WHAT THE TASK ASKS:
Every line of the records below that holds the word "icon" should be copied out.

----

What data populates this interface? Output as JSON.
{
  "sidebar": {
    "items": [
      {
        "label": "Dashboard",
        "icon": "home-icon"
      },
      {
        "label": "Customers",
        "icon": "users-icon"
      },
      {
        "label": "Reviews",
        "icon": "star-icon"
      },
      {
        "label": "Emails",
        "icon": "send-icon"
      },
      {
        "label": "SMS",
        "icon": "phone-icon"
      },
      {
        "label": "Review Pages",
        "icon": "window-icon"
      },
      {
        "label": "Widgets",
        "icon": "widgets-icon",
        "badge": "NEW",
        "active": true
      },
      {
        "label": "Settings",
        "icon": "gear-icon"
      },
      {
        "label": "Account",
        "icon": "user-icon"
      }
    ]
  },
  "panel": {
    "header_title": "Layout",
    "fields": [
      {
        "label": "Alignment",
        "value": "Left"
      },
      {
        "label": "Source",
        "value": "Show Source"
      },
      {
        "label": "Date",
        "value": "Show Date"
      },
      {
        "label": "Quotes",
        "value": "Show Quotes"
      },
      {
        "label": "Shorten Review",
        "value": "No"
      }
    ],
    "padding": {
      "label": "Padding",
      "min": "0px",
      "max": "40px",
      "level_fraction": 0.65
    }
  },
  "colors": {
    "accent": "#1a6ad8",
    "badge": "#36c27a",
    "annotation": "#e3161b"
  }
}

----

FINISHED EXERCISE:
        "icon": "home-icon"
        "icon": "users-icon"
        "icon": "star-icon"
        "icon": "send-icon"
        "icon": "phone-icon"
        "icon": "window-icon"
        "icon": "widgets-icon",
        "icon": "gear-icon"
        "icon": "user-icon"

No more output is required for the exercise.